[EXERCISE AIM]
All of the data below needs to be set down again, exactly as shown.

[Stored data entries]
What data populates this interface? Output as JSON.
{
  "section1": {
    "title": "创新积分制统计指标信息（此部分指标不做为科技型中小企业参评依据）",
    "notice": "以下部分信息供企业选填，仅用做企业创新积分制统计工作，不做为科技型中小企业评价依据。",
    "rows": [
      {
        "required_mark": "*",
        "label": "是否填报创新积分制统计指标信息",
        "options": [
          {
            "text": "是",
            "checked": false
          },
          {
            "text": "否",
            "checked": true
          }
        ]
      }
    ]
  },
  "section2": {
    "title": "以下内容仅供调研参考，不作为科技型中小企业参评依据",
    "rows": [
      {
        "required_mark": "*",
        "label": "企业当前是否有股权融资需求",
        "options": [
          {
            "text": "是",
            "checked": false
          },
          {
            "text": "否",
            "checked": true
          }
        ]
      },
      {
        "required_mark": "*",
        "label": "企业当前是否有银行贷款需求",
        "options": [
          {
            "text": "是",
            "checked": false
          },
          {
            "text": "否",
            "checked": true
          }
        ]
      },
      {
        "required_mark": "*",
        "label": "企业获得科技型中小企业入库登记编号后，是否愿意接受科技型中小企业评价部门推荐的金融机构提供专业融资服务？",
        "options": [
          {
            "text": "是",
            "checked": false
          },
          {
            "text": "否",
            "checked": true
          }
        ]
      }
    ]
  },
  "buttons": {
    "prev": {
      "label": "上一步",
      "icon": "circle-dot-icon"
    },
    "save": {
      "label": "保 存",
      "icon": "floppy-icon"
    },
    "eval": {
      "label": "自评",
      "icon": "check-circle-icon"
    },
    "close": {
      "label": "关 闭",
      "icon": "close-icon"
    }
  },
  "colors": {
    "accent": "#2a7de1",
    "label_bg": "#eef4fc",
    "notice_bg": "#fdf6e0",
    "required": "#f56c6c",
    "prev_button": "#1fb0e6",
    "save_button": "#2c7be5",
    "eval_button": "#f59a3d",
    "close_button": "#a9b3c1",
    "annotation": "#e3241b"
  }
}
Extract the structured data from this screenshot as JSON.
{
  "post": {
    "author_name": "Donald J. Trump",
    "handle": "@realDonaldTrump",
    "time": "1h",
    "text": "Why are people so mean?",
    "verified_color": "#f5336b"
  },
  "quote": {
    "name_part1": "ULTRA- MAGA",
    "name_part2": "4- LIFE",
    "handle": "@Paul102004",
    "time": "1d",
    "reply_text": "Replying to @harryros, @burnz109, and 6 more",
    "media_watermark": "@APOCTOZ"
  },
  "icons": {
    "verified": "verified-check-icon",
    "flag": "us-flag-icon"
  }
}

[ANSWER FOR THE TASK]
What data populates this interface? Output as JSON.
{
  "section1": {
    "title": "创新积分制统计指标信息（此部分指标不做为科技型中小企业参评依据）",
    "notice": "以下部分信息供企业选填，仅用做企业创新积分制统计工作，不做为科技型中小企业评价依据。",
    "rows": [
      {
        "required_mark": "*",
        "label": "是否填报创新积分制统计指标信息",
        "options": [
          {
            "text": "是",
            "checked": false
          },
          {
            "text": "否",
            "checked": true
          }
        ]
      }
    ]
  },
  "section2": {
    "title": "以下内容仅供调研参考，不作为科技型中小企业参评依据",
    "rows": [
      {
        "required_mark": "*",
        "label": "企业当前是否有股权融资需求",
        "options": [
          {
            "text": "是",
            "checked": false
          },
          {
            "text": "否",
            "checked": true
          }
        ]
      },
      {
        "required_mark": "*",
        "label": "企业当前是否有银行贷款需求",
        "options": [
          {
            "text": "是",
            "checked": false
          },
          {
            "text": "否",
            "checked": true
          }
        ]
      },
      {
        "required_mark": "*",
        "label": "企业获得科技型中小企业入库登记编号后，是否愿意接受科技型中小企业评价部门推荐的金融机构提供专业融资服务？",
        "options": [
          {
            "text": "是",
            "checked": false
          },
          {
            "text": "否",
            "checked": true
          }
        ]
      }
    ]
  },
  "buttons": {
    "prev": {
      "label": "上一步",
      "icon": "circle-dot-icon"
    },
    "save": {
      "label": "保 存",
      "icon": "floppy-icon"
    },
    "eval": {
      "label": "自评",
      "icon": "check-circle-icon"
    },
    "close": {
      "label": "关 闭",
      "icon": "close-icon"
    }
  },
  "colors": {
    "accent": "#2a7de1",
    "label_bg": "#eef4fc",
    "notice_bg": "#fdf6e0",
    "required": "#f56c6c",
    "prev_button": "#1fb0e6",
    "save_button": "#2c7be5",
    "eval_button": "#f59a3d",
    "close_button": "#a9b3c1",
    "annotation": "#e3241b"
  }
}
Extract the structured data from this screenshot as JSON.
{
  "post": {
    "author_name": "Donald J. Trump",
    "handle": "@realDonaldTrump",
    "time": "1h",
    "text": "Why are people so mean?",
    "verified_color": "#f5336b"
  },
  "quote": {
    "name_part1": "ULTRA- MAGA",
    "name_part2": "4- LIFE",
    "handle": "@Paul102004",
    "time": "1d",
    "reply_text": "Replying to @harryros, @burnz109, and 6 more",
    "media_watermark": "@APOCTOZ"
  },
  "icons": {
    "verified": "verified-check-icon",
    "flag": "us-flag-icon"
  }
}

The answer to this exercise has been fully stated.